◆ Assigned task ◆
The records that follow must be repeated exactly, minus the images.

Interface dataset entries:
——
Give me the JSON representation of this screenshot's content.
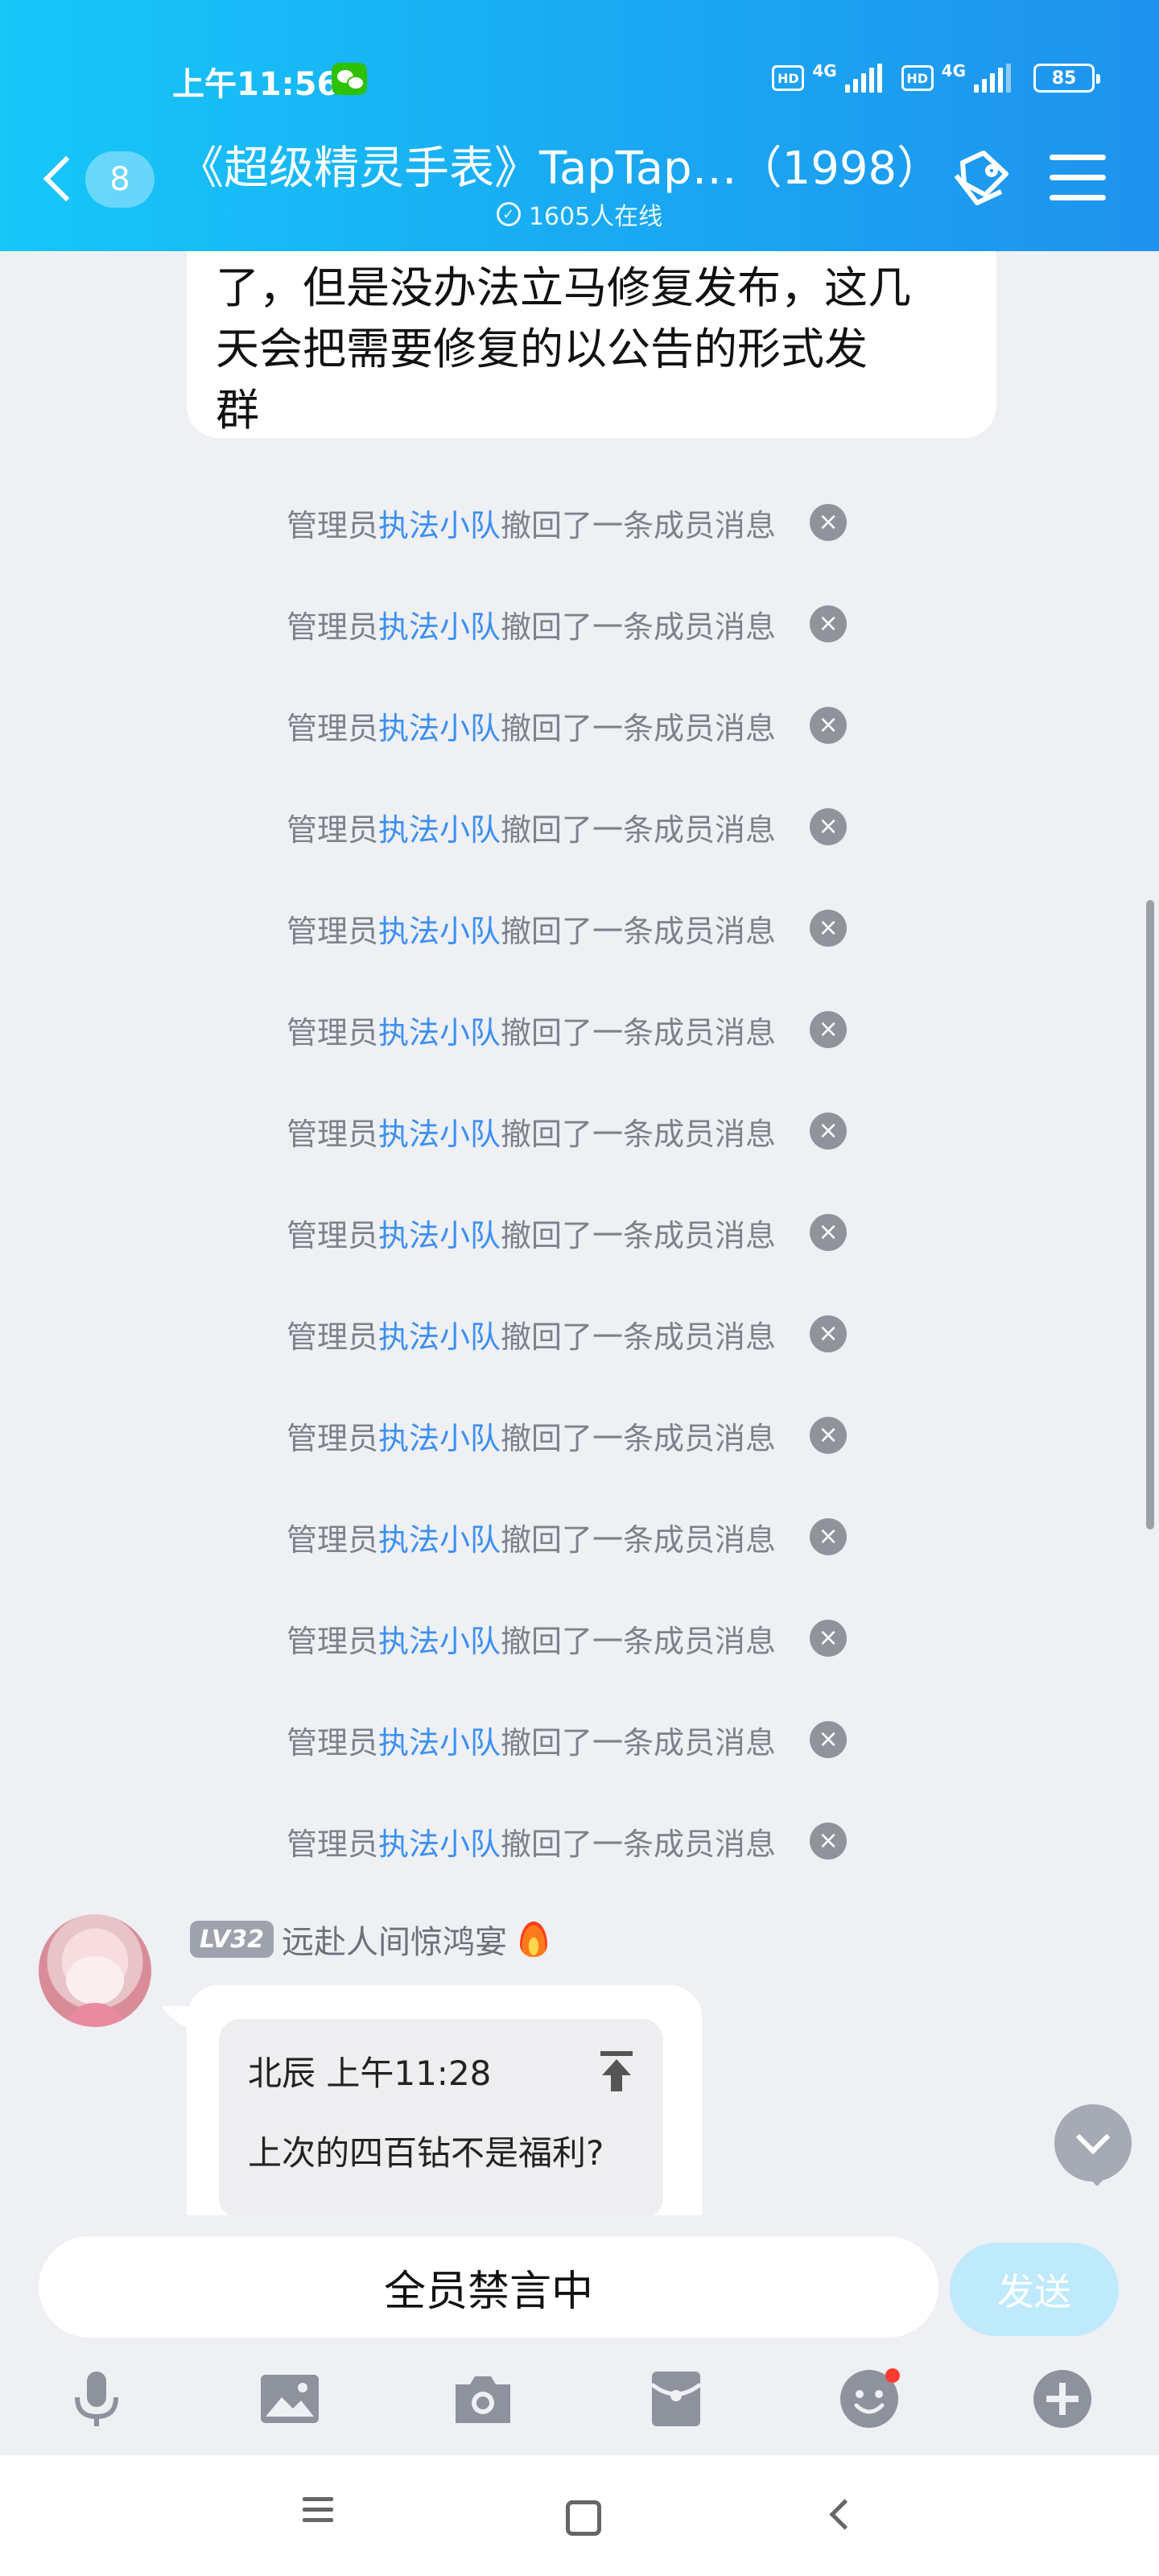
{
  "status_bar": {
    "time": "上午11:56",
    "hd_label": "HD",
    "network_1": "4G",
    "network_2": "4G",
    "battery": "85"
  },
  "header": {
    "unread_count": "8",
    "title": "《超级精灵手表》TapTap…（1998）",
    "online_text": "1605人在线"
  },
  "chat": {
    "top_bubble_lines": [
      "了，但是没办法立马修复发布，这几",
      "天会把需要修复的以公告的形式发",
      "群"
    ],
    "system_messages": [
      {
        "prefix": "管理员",
        "admin": "执法小队",
        "suffix": "撤回了一条成员消息"
      },
      {
        "prefix": "管理员",
        "admin": "执法小队",
        "suffix": "撤回了一条成员消息"
      },
      {
        "prefix": "管理员",
        "admin": "执法小队",
        "suffix": "撤回了一条成员消息"
      },
      {
        "prefix": "管理员",
        "admin": "执法小队",
        "suffix": "撤回了一条成员消息"
      },
      {
        "prefix": "管理员",
        "admin": "执法小队",
        "suffix": "撤回了一条成员消息"
      },
      {
        "prefix": "管理员",
        "admin": "执法小队",
        "suffix": "撤回了一条成员消息"
      },
      {
        "prefix": "管理员",
        "admin": "执法小队",
        "suffix": "撤回了一条成员消息"
      },
      {
        "prefix": "管理员",
        "admin": "执法小队",
        "suffix": "撤回了一条成员消息"
      },
      {
        "prefix": "管理员",
        "admin": "执法小队",
        "suffix": "撤回了一条成员消息"
      },
      {
        "prefix": "管理员",
        "admin": "执法小队",
        "suffix": "撤回了一条成员消息"
      },
      {
        "prefix": "管理员",
        "admin": "执法小队",
        "suffix": "撤回了一条成员消息"
      },
      {
        "prefix": "管理员",
        "admin": "执法小队",
        "suffix": "撤回了一条成员消息"
      },
      {
        "prefix": "管理员",
        "admin": "执法小队",
        "suffix": "撤回了一条成员消息"
      },
      {
        "prefix": "管理员",
        "admin": "执法小队",
        "suffix": "撤回了一条成员消息"
      }
    ],
    "last_message": {
      "level": "LV32",
      "sender": "远赴人间惊鸿宴",
      "quote_meta": "北辰 上午11:28",
      "quote_text": "上次的四百钻不是福利?"
    }
  },
  "input": {
    "muted_text": "全员禁言中",
    "send_label": "发送"
  },
  "toolbar_icons": [
    "mic-icon",
    "image-icon",
    "camera-icon",
    "red-packet-icon",
    "emoji-icon",
    "plus-icon"
  ],
  "nav_icons": [
    "menu-icon",
    "home-icon",
    "back-icon"
  ],
  "colors": {
    "header_start": "#16c7f8",
    "header_end": "#1f93ee",
    "admin_link": "#3d8ff2",
    "chat_bg": "#eef0f4",
    "send_disabled": "#bfeafc"
  }
}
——
◆ Response to the task ◆
Give me the JSON representation of this screenshot's content.
{
  "status_bar": {
    "time": "上午11:56",
    "hd_label": "HD",
    "network_1": "4G",
    "network_2": "4G",
    "battery": "85"
  },
  "header": {
    "unread_count": "8",
    "title": "《超级精灵手表》TapTap…（1998）",
    "online_text": "1605人在线"
  },
  "chat": {
    "top_bubble_lines": [
      "了，但是没办法立马修复发布，这几",
      "天会把需要修复的以公告的形式发",
      "群"
    ],
    "system_messages": [
      {
        "prefix": "管理员",
        "admin": "执法小队",
        "suffix": "撤回了一条成员消息"
      },
      {
        "prefix": "管理员",
        "admin": "执法小队",
        "suffix": "撤回了一条成员消息"
      },
      {
        "prefix": "管理员",
        "admin": "执法小队",
        "suffix": "撤回了一条成员消息"
      },
      {
        "prefix": "管理员",
        "admin": "执法小队",
        "suffix": "撤回了一条成员消息"
      },
      {
        "prefix": "管理员",
        "admin": "执法小队",
        "suffix": "撤回了一条成员消息"
      },
      {
        "prefix": "管理员",
        "admin": "执法小队",
        "suffix": "撤回了一条成员消息"
      },
      {
        "prefix": "管理员",
        "admin": "执法小队",
        "suffix": "撤回了一条成员消息"
      },
      {
        "prefix": "管理员",
        "admin": "执法小队",
        "suffix": "撤回了一条成员消息"
      },
      {
        "prefix": "管理员",
        "admin": "执法小队",
        "suffix": "撤回了一条成员消息"
      },
      {
        "prefix": "管理员",
        "admin": "执法小队",
        "suffix": "撤回了一条成员消息"
      },
      {
        "prefix": "管理员",
        "admin": "执法小队",
        "suffix": "撤回了一条成员消息"
      },
      {
        "prefix": "管理员",
        "admin": "执法小队",
        "suffix": "撤回了一条成员消息"
      },
      {
        "prefix": "管理员",
        "admin": "执法小队",
        "suffix": "撤回了一条成员消息"
      },
      {
        "prefix": "管理员",
        "admin": "执法小队",
        "suffix": "撤回了一条成员消息"
      }
    ],
    "last_message": {
      "level": "LV32",
      "sender": "远赴人间惊鸿宴",
      "quote_meta": "北辰 上午11:28",
      "quote_text": "上次的四百钻不是福利?"
    }
  },
  "input": {
    "muted_text": "全员禁言中",
    "send_label": "发送"
  },
  "toolbar_icons": [
    "mic-icon",
    "image-icon",
    "camera-icon",
    "red-packet-icon",
    "emoji-icon",
    "plus-icon"
  ],
  "nav_icons": [
    "menu-icon",
    "home-icon",
    "back-icon"
  ],
  "colors": {
    "header_start": "#16c7f8",
    "header_end": "#1f93ee",
    "admin_link": "#3d8ff2",
    "chat_bg": "#eef0f4",
    "send_disabled": "#bfeafc"
  }
}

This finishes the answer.